> [Instructions to follow]:
The entries below should be copied exactly and completely.

#### Input material

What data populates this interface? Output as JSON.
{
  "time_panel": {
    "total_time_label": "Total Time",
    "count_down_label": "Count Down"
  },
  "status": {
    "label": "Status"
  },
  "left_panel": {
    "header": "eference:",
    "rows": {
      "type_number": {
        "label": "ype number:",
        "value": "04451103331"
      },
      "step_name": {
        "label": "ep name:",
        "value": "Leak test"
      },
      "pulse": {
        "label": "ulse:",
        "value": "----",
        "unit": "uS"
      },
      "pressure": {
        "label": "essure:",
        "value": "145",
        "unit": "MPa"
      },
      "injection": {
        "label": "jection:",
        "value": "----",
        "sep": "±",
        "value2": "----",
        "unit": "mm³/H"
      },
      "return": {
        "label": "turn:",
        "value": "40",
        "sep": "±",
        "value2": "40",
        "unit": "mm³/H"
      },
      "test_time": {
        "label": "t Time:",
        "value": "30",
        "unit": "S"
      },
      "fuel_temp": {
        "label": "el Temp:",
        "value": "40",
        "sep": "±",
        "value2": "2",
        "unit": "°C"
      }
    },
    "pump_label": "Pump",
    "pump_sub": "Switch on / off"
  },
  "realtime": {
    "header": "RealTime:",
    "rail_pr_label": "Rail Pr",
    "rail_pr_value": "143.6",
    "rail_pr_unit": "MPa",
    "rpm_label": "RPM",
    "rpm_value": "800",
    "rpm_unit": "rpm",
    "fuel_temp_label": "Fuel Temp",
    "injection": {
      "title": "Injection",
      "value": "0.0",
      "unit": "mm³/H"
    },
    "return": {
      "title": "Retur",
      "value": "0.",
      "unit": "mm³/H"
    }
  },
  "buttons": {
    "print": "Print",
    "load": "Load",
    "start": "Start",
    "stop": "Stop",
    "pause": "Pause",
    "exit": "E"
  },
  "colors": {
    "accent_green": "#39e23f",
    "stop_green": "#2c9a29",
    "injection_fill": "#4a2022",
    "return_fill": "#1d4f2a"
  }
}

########

> [Solved exercise]:
What data populates this interface? Output as JSON.
{
  "time_panel": {
    "total_time_label": "Total Time",
    "count_down_label": "Count Down"
  },
  "status": {
    "label": "Status"
  },
  "left_panel": {
    "header": "eference:",
    "rows": {
      "type_number": {
        "label": "ype number:",
        "value": "04451103331"
      },
      "step_name": {
        "label": "ep name:",
        "value": "Leak test"
      },
      "pulse": {
        "label": "ulse:",
        "value": "----",
        "unit": "uS"
      },
      "pressure": {
        "label": "essure:",
        "value": "145",
        "unit": "MPa"
      },
      "injection": {
        "label": "jection:",
        "value": "----",
        "sep": "±",
        "value2": "----",
        "unit": "mm³/H"
      },
      "return": {
        "label": "turn:",
        "value": "40",
        "sep": "±",
        "value2": "40",
        "unit": "mm³/H"
      },
      "test_time": {
        "label": "t Time:",
        "value": "30",
        "unit": "S"
      },
      "fuel_temp": {
        "label": "el Temp:",
        "value": "40",
        "sep": "±",
        "value2": "2",
        "unit": "°C"
      }
    },
    "pump_label": "Pump",
    "pump_sub": "Switch on / off"
  },
  "realtime": {
    "header": "RealTime:",
    "rail_pr_label": "Rail Pr",
    "rail_pr_value": "143.6",
    "rail_pr_unit": "MPa",
    "rpm_label": "RPM",
    "rpm_value": "800",
    "rpm_unit": "rpm",
    "fuel_temp_label": "Fuel Temp",
    "injection": {
      "title": "Injection",
      "value": "0.0",
      "unit": "mm³/H"
    },
    "return": {
      "title": "Retur",
      "value": "0.",
      "unit": "mm³/H"
    }
  },
  "buttons": {
    "print": "Print",
    "load": "Load",
    "start": "Start",
    "stop": "Stop",
    "pause": "Pause",
    "exit": "E"
  },
  "colors": {
    "accent_green": "#39e23f",
    "stop_green": "#2c9a29",
    "injection_fill": "#4a2022",
    "return_fill": "#1d4f2a"
  }
}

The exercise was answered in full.